* [TASK DESCRIPTION]
Give a verbatim quotation of every record.

++++ RECORDED DATA ++++

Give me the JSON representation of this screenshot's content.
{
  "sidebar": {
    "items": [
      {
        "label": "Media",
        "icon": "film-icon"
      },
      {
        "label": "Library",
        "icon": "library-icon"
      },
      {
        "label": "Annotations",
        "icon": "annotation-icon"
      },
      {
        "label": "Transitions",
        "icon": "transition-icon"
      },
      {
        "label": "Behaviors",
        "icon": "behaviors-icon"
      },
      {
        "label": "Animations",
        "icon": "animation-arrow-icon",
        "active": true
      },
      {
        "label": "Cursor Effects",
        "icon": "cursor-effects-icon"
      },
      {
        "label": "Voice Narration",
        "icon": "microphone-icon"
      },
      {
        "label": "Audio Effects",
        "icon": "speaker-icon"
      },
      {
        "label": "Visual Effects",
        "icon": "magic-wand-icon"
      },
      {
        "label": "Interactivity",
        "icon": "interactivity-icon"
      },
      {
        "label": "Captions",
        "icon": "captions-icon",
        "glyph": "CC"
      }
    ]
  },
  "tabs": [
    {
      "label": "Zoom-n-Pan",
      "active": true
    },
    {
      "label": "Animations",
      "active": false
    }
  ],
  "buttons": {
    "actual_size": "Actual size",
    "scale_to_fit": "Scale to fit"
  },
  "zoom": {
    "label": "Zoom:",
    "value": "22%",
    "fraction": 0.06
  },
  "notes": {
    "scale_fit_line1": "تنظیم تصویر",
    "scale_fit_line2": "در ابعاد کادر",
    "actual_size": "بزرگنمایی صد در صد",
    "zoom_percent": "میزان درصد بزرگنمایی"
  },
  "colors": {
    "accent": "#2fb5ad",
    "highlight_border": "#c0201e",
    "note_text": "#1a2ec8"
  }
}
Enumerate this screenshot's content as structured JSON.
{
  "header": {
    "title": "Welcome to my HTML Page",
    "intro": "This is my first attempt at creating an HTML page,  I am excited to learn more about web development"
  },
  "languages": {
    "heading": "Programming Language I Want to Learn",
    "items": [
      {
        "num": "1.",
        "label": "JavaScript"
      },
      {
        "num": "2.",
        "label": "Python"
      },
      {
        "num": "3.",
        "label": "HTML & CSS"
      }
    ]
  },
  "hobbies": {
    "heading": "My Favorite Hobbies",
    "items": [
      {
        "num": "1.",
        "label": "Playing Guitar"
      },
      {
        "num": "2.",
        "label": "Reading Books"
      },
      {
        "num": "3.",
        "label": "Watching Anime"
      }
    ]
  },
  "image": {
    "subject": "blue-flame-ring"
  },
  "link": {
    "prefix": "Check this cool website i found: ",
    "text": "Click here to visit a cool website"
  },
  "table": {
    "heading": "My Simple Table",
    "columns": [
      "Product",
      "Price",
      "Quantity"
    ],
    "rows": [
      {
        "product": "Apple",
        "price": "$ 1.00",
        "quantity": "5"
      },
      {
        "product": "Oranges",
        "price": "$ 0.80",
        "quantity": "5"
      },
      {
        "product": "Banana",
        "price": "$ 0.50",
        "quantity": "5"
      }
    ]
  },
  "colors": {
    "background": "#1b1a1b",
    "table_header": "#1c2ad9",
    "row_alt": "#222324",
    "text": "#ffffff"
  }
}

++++

* [COMPLETED EXERCISE]
Give me the JSON representation of this screenshot's content.
{
  "sidebar": {
    "items": [
      {
        "label": "Media",
        "icon": "film-icon"
      },
      {
        "label": "Library",
        "icon": "library-icon"
      },
      {
        "label": "Annotations",
        "icon": "annotation-icon"
      },
      {
        "label": "Transitions",
        "icon": "transition-icon"
      },
      {
        "label": "Behaviors",
        "icon": "behaviors-icon"
      },
      {
        "label": "Animations",
        "icon": "animation-arrow-icon",
        "active": true
      },
      {
        "label": "Cursor Effects",
        "icon": "cursor-effects-icon"
      },
      {
        "label": "Voice Narration",
        "icon": "microphone-icon"
      },
      {
        "label": "Audio Effects",
        "icon": "speaker-icon"
      },
      {
        "label": "Visual Effects",
        "icon": "magic-wand-icon"
      },
      {
        "label": "Interactivity",
        "icon": "interactivity-icon"
      },
      {
        "label": "Captions",
        "icon": "captions-icon",
        "glyph": "CC"
      }
    ]
  },
  "tabs": [
    {
      "label": "Zoom-n-Pan",
      "active": true
    },
    {
      "label": "Animations",
      "active": false
    }
  ],
  "buttons": {
    "actual_size": "Actual size",
    "scale_to_fit": "Scale to fit"
  },
  "zoom": {
    "label": "Zoom:",
    "value": "22%",
    "fraction": 0.06
  },
  "notes": {
    "scale_fit_line1": "تنظیم تصویر",
    "scale_fit_line2": "در ابعاد کادر",
    "actual_size": "بزرگنمایی صد در صد",
    "zoom_percent": "میزان درصد بزرگنمایی"
  },
  "colors": {
    "accent": "#2fb5ad",
    "highlight_border": "#c0201e",
    "note_text": "#1a2ec8"
  }
}
Enumerate this screenshot's content as structured JSON.
{
  "header": {
    "title": "Welcome to my HTML Page",
    "intro": "This is my first attempt at creating an HTML page,  I am excited to learn more about web development"
  },
  "languages": {
    "heading": "Programming Language I Want to Learn",
    "items": [
      {
        "num": "1.",
        "label": "JavaScript"
      },
      {
        "num": "2.",
        "label": "Python"
      },
      {
        "num": "3.",
        "label": "HTML & CSS"
      }
    ]
  },
  "hobbies": {
    "heading": "My Favorite Hobbies",
    "items": [
      {
        "num": "1.",
        "label": "Playing Guitar"
      },
      {
        "num": "2.",
        "label": "Reading Books"
      },
      {
        "num": "3.",
        "label": "Watching Anime"
      }
    ]
  },
  "image": {
    "subject": "blue-flame-ring"
  },
  "link": {
    "prefix": "Check this cool website i found: ",
    "text": "Click here to visit a cool website"
  },
  "table": {
    "heading": "My Simple Table",
    "columns": [
      "Product",
      "Price",
      "Quantity"
    ],
    "rows": [
      {
        "product": "Apple",
        "price": "$ 1.00",
        "quantity": "5"
      },
      {
        "product": "Oranges",
        "price": "$ 0.80",
        "quantity": "5"
      },
      {
        "product": "Banana",
        "price": "$ 0.50",
        "quantity": "5"
      }
    ]
  },
  "colors": {
    "background": "#1b1a1b",
    "table_header": "#1c2ad9",
    "row_alt": "#222324",
    "text": "#ffffff"
  }
}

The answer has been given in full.